Start of Exercise material

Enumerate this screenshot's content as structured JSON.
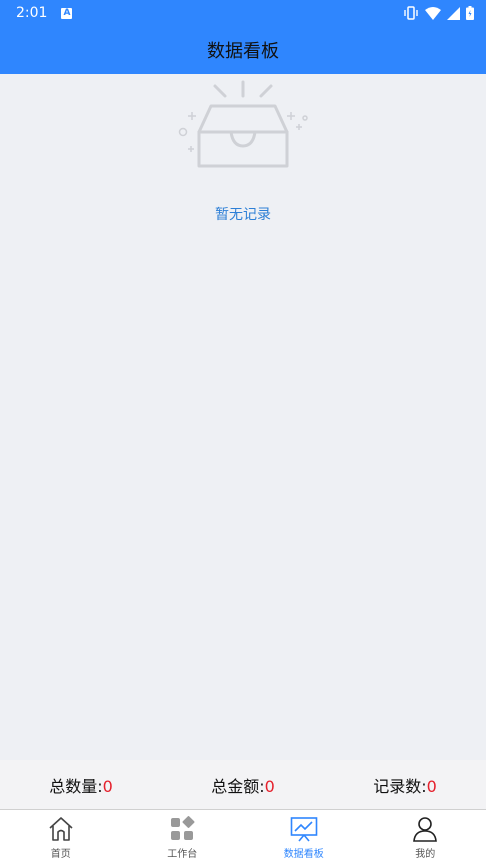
{
  "status": {
    "time": "2:01"
  },
  "header": {
    "title": "数据看板"
  },
  "empty": {
    "text": "暂无记录"
  },
  "summary": [
    {
      "label": "总数量:",
      "value": "0"
    },
    {
      "label": "总金额:",
      "value": "0"
    },
    {
      "label": "记录数:",
      "value": "0"
    }
  ],
  "tabs": [
    {
      "label": "首页",
      "icon": "home-icon"
    },
    {
      "label": "工作台",
      "icon": "grid-icon"
    },
    {
      "label": "数据看板",
      "icon": "chart-board-icon",
      "active": true
    },
    {
      "label": "我的",
      "icon": "user-icon"
    }
  ],
  "colors": {
    "primary": "#2f86fe",
    "value": "#e5202c",
    "empty_text": "#2d7fd6"
  }
}
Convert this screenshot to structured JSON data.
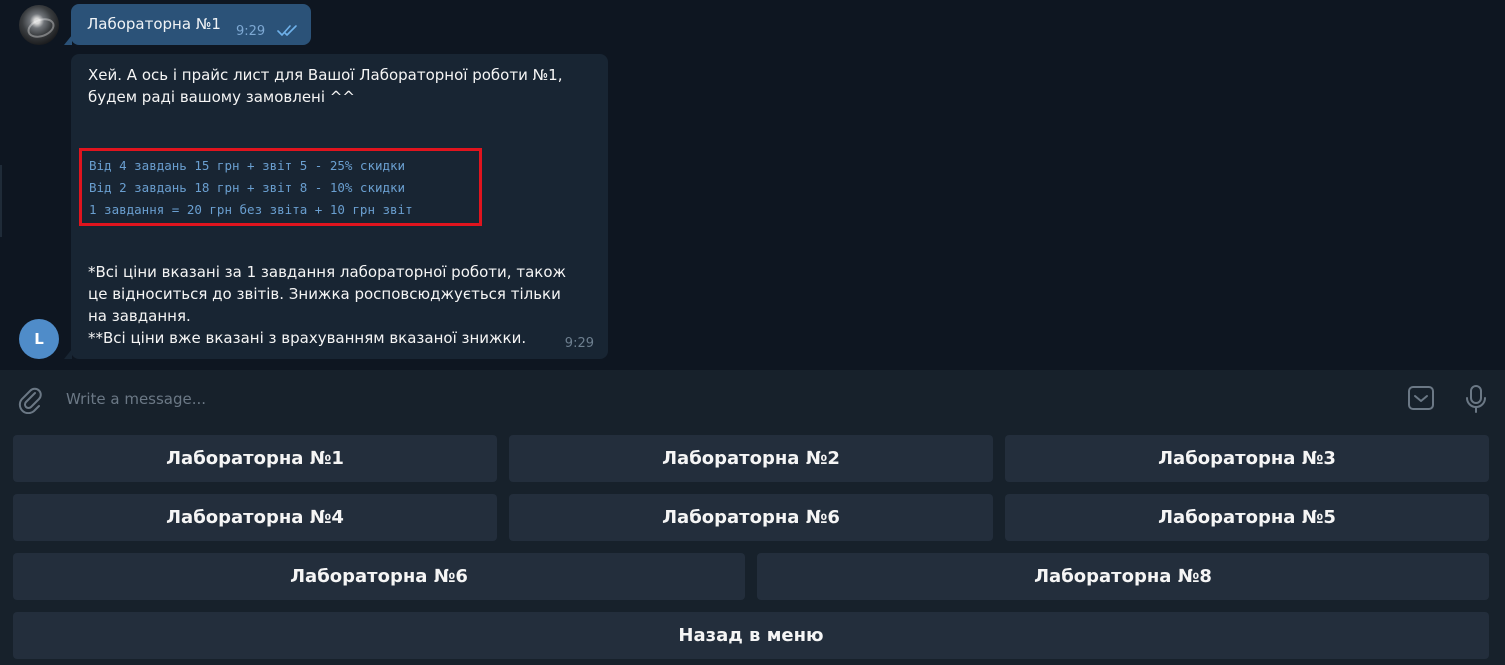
{
  "outgoing": {
    "text": "Лабораторна №1",
    "time": "9:29"
  },
  "incoming": {
    "intro": "Хей. А ось і прайс лист для Вашої Лабораторної роботи №1, будем раді вашому замовлені ^^",
    "code_lines": [
      "Від 4 завдань 15 грн + звіт 5 - 25% скидки",
      "Від 2 завдань 18 грн + звіт 8 - 10% скидки",
      "1 завдання = 20 грн без звіта + 10 грн звіт"
    ],
    "note_1": "*Всі ціни вказані за 1 завдання лабораторної роботи, також це відноситься до звітів. Знижка росповсюджується тільки на завдання.",
    "note_2": "**Всі ціни вже вказані з врахуванням вказаної знижки.",
    "time": "9:29",
    "sender_initial": "L"
  },
  "composer": {
    "placeholder": "Write a message..."
  },
  "keyboard": {
    "rows": [
      [
        "Лабораторна №1",
        "Лабораторна №2",
        "Лабораторна №3"
      ],
      [
        "Лабораторна №4",
        "Лабораторна №6",
        "Лабораторна №5"
      ],
      [
        "Лабораторна №6",
        "Лабораторна №8"
      ],
      [
        "Назад в меню"
      ]
    ]
  },
  "colors": {
    "background": "#0e1621",
    "outgoing_bubble": "#2b5278",
    "incoming_bubble": "#182533",
    "code_text": "#6a9fd0",
    "highlight_border": "#e0141e",
    "button": "#232e3c",
    "panel": "#17212b"
  }
}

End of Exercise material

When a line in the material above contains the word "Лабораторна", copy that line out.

_Exercise response_
    "text": "Лабораторна №1",
        "Лабораторна №1",
        "Лабораторна №2",
        "Лабораторна №3"
        "Лабораторна №4",
        "Лабораторна №6",
        "Лабораторна №5"
        "Лабораторна №6",
        "Лабораторна №8"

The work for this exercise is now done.